▶ **Records shown**:
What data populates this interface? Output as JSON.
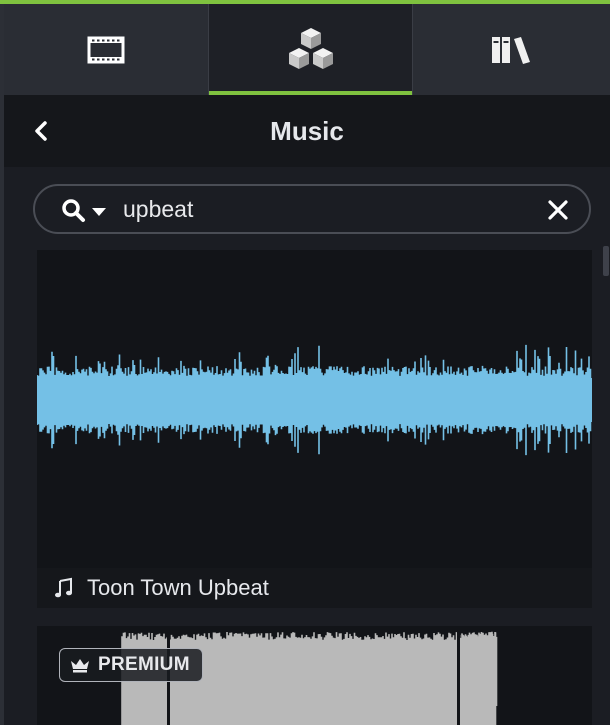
{
  "tabs": [
    {
      "name": "media-tab",
      "icon": "film-icon"
    },
    {
      "name": "library-tab",
      "icon": "cubes-icon",
      "active": true
    },
    {
      "name": "books-tab",
      "icon": "books-icon"
    }
  ],
  "header": {
    "title": "Music",
    "back_icon": "chevron-left-icon"
  },
  "search": {
    "value": "upbeat",
    "placeholder": "",
    "icon": "search-icon",
    "clear_icon": "close-icon"
  },
  "results": [
    {
      "title": "Toon Town Upbeat",
      "icon": "music-note-icon",
      "waveform_color": "#74c0e6"
    },
    {
      "badge": "PREMIUM",
      "badge_icon": "crown-icon",
      "waveform_color": "#b9b9b9"
    }
  ],
  "colors": {
    "accent": "#7fc23f",
    "background": "#1b1d23",
    "panel": "#2a2d34"
  }
}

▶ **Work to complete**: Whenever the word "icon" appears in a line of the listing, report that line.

▶ **Response to this task**:
      "icon": "film-icon"
      "icon": "cubes-icon",
      "icon": "books-icon"
    "back_icon": "chevron-left-icon"
    "icon": "search-icon",
    "clear_icon": "close-icon"
      "icon": "music-note-icon",
      "badge_icon": "crown-icon",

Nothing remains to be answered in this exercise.